Kuwait’s press has long been recognized as the most liberal in the Persian Gulf. Kuwaiti newspapers, all of which are privately owned, are known for outspoken and critical coverage of the government and its policies. Nonetheless, the country’s press laws prohibit “subjecting the person of the emir to criticism” and empower authorities to suspend newspapers and jail journalists for “tarnishing public morals,” “disparaging God [and] the prophets,” “violating the national interest,” or “creating divisions among people.”
In early January, the Cabinet approved the draft of a new press statute, which contains strict measures opposed by journalists, including a cap on the number of newspapers that can be licensed every year and increased government authority to close publications. Parliament had not considered the law by year’s end.
In early 2002, the Interior Ministry prosecuted Muhammad al-Melaify, a contributor to the local daily Al-Watan and an employee at the Kuwaiti Ministry of Religious Endowments (which oversees the country’s religious land) because he claimed during an Al-Jazeera satellite channel talk show that the Kuwaiti government had a passive stance toward the United States’ detention of Kuwaiti nationals in Afghanistan and Guantánamo Bay, Cuba. The ministry alleged that al-Melaify’s comments “aimed to create strife among the people and threatened Kuwaiti national interests.” Al-Watan later said it would no longer publish al-Melaify’s work. In a separate case, he was prosecuted in November after appearing on Al-Jazeera and praising an armed attack on U.S. Marines in Kuwait that killed one in October.
In November, one month after information ministers of the Gulf Cooperation Council, a regional organization that promotes security and economic cooperation, had threatened to boycott Al-Jazeera for “insulting and slandering” their countries, Kuwaiti authorities closed the channel’s Kuwait bureau because the station was “biased” against the country. The bureau remained closed at year’s end.
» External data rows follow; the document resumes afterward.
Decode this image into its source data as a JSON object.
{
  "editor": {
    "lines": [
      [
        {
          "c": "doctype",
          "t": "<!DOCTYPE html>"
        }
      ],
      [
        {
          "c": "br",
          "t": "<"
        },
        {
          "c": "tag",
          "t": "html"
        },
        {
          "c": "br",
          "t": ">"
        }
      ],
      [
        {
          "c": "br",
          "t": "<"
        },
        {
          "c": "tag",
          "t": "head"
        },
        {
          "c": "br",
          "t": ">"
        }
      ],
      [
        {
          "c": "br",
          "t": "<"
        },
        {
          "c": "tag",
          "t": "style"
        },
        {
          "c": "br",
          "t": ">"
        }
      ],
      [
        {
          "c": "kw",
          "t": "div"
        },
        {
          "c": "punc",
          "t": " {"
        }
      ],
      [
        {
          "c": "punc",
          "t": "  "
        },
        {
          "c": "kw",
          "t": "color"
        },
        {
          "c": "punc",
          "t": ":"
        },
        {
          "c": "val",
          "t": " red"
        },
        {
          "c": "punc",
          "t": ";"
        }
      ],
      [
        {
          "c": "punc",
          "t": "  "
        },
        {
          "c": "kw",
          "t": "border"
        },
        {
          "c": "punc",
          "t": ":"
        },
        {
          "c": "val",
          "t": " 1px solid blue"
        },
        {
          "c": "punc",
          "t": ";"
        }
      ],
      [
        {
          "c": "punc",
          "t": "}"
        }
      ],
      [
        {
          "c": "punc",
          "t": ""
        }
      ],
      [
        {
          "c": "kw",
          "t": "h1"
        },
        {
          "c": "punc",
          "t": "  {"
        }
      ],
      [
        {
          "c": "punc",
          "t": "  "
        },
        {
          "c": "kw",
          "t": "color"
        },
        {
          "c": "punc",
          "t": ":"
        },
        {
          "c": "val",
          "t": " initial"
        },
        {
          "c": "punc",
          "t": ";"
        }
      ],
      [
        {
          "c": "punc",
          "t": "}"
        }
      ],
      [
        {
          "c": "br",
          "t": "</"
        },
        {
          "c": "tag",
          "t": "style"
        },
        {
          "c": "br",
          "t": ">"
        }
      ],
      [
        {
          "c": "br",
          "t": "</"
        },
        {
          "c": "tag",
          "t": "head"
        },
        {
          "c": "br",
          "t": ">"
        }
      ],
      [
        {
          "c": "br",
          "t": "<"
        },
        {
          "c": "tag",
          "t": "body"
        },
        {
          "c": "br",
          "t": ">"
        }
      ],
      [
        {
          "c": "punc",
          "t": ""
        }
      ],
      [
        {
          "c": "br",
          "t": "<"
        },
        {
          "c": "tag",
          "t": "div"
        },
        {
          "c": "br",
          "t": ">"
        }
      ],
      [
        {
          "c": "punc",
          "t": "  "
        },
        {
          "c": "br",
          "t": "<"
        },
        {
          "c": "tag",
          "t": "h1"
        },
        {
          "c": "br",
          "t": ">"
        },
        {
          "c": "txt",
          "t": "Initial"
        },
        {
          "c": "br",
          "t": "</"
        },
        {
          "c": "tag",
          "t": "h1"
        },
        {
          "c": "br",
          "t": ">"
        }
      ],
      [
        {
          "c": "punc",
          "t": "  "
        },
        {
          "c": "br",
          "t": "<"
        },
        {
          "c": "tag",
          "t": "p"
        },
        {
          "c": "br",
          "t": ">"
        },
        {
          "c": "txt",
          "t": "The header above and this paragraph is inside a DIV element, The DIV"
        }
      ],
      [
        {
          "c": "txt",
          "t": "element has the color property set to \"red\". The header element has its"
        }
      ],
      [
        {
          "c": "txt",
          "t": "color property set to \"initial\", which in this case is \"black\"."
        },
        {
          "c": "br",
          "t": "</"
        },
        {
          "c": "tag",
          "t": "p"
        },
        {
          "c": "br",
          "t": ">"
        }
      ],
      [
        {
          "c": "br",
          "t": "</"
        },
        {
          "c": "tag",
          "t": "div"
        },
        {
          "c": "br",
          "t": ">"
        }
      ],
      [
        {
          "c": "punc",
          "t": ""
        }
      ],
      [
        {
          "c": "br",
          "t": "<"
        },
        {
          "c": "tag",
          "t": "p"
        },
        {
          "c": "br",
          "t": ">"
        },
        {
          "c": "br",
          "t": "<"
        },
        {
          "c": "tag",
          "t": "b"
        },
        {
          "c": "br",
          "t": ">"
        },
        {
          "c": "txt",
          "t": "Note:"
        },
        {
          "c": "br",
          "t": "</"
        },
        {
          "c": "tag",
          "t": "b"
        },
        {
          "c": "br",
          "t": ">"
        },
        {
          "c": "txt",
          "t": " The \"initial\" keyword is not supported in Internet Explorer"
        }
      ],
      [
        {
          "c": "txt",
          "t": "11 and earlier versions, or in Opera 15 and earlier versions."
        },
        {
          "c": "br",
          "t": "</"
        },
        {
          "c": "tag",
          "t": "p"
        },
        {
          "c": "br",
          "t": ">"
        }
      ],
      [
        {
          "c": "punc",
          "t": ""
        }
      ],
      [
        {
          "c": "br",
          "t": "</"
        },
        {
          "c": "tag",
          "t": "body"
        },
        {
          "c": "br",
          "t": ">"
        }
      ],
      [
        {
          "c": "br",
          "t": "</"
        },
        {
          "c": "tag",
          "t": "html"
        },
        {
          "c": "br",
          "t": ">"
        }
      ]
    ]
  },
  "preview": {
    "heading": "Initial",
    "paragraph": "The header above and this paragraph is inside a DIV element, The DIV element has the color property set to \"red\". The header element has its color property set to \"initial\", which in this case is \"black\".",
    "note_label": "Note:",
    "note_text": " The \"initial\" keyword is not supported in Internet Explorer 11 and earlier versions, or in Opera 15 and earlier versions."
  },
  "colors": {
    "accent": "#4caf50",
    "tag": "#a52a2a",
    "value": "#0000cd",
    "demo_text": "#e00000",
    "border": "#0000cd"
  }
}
In June, an appellate court upheld the murder conviction of Kuwaiti police officer Khaled al-Azmi, who was found guilty in February of killing Hidaya Sultan al-Salem, the owner and editor of the weekly magazine Al-Majales. Al-Salem was shot in March 2001 on her way to work in the capital, Kuwait City, in what her lawyers and the government said was retribution for an Al-Majales article that had allegedly insulted the women of al-Azmi’s tribe. However, two Kuwaiti journalists say that al-Azmi may have killed al-Salem because of a personal dispute. Al-Azmi appealed the case to Kuwait’s highest court, which had not heard the case by year’s end.
Ibtisam Berto Sulaiman al-Dakhil and Fawwaz Muhammad al-Awadi Bessisso, both of whom were jailed in June 1991 and later sentenced to life in prison because they worked for Al-Nida’–the collaborationist newspaper published under the Iraqi occupation of Kuwait–were pardoned in 2002. But because Bessisso is not a citizen of any country, no nation is willing to accept him as a refugee, according to his brother, who lives in the United States. Al-Dakhil, a naturalized Kuwaiti citizen from Iraq, lost her citizenship as a result of her conviction and is also awaiting deportation. Both are currently being held in Kuwaiti jails while they try to find countries of residence. Since 1996, some 15 Al-Nida’ journalists have been released, many by royal decree, and all have been deported.